* Required work
Copy every line from the material below that holds "caption".
BEGIN Records supplied
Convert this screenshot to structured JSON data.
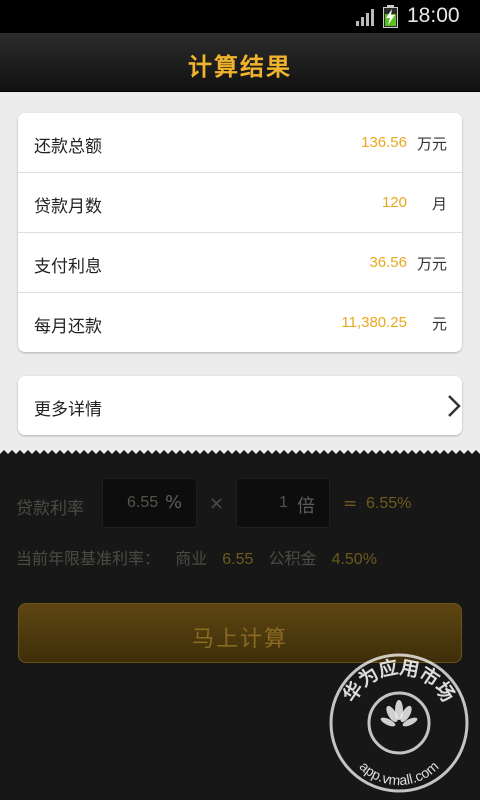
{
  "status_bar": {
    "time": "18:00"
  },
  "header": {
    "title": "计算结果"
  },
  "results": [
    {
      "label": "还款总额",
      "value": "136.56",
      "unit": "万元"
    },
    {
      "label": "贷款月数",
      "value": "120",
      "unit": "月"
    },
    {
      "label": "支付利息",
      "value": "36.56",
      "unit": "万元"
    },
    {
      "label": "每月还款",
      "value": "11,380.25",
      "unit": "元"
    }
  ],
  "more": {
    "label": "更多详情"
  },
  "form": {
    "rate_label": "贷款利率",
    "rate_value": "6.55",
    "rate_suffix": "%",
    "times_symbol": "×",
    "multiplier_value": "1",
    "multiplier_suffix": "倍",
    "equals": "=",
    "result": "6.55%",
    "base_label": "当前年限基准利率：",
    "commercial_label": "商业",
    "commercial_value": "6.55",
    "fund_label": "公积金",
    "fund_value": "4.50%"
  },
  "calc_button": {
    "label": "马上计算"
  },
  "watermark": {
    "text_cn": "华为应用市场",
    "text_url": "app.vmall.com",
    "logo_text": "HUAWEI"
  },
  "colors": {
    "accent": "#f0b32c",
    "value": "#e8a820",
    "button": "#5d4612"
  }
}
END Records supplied
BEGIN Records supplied
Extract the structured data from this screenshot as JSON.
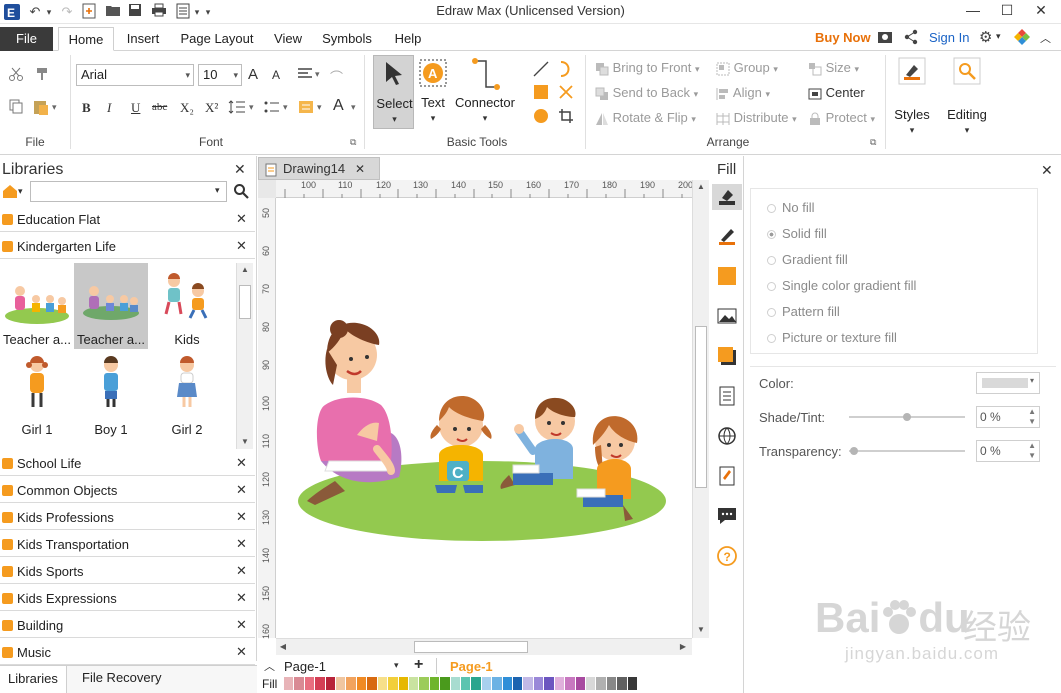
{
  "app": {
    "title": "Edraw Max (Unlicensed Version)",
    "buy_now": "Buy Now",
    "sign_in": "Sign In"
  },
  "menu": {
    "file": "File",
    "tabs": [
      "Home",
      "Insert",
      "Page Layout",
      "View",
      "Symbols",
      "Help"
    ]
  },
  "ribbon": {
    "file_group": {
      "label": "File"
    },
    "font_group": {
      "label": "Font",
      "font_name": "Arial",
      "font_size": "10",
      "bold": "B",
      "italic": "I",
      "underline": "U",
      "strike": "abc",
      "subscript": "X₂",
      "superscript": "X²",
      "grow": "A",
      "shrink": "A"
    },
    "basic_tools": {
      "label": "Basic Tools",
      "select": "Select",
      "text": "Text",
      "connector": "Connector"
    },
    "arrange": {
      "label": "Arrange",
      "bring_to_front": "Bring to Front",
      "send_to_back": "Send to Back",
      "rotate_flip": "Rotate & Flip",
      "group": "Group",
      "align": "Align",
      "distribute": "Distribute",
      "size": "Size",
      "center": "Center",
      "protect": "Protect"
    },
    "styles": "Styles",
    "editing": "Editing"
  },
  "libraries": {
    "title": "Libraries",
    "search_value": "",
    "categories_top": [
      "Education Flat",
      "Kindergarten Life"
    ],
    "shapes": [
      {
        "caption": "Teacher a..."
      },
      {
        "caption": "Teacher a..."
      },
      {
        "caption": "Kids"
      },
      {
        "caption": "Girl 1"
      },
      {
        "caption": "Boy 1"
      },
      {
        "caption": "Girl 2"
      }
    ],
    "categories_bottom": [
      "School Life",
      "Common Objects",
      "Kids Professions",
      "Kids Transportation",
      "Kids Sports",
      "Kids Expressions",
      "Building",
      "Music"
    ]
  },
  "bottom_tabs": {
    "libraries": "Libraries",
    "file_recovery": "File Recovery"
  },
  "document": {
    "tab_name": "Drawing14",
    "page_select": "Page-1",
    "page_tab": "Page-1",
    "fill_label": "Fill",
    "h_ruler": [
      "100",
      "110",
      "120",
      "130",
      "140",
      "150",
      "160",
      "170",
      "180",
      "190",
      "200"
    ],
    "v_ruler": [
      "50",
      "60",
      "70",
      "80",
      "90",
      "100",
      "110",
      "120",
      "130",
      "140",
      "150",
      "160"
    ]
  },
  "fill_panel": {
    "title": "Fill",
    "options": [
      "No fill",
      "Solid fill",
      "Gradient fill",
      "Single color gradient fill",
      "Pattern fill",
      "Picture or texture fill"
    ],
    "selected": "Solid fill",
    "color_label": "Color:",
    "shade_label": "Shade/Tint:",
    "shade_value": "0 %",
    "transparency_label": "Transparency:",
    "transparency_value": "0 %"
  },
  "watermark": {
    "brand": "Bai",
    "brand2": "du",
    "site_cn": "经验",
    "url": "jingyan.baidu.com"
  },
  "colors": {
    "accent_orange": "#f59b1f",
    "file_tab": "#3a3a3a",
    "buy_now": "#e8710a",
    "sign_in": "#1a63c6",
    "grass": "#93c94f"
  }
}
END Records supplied
* Response box
        "caption": "Teacher a..."
        "caption": "Teacher a..."
        "caption": "Kids"
        "caption": "Girl 1"
        "caption": "Boy 1"
        "caption": "Girl 2"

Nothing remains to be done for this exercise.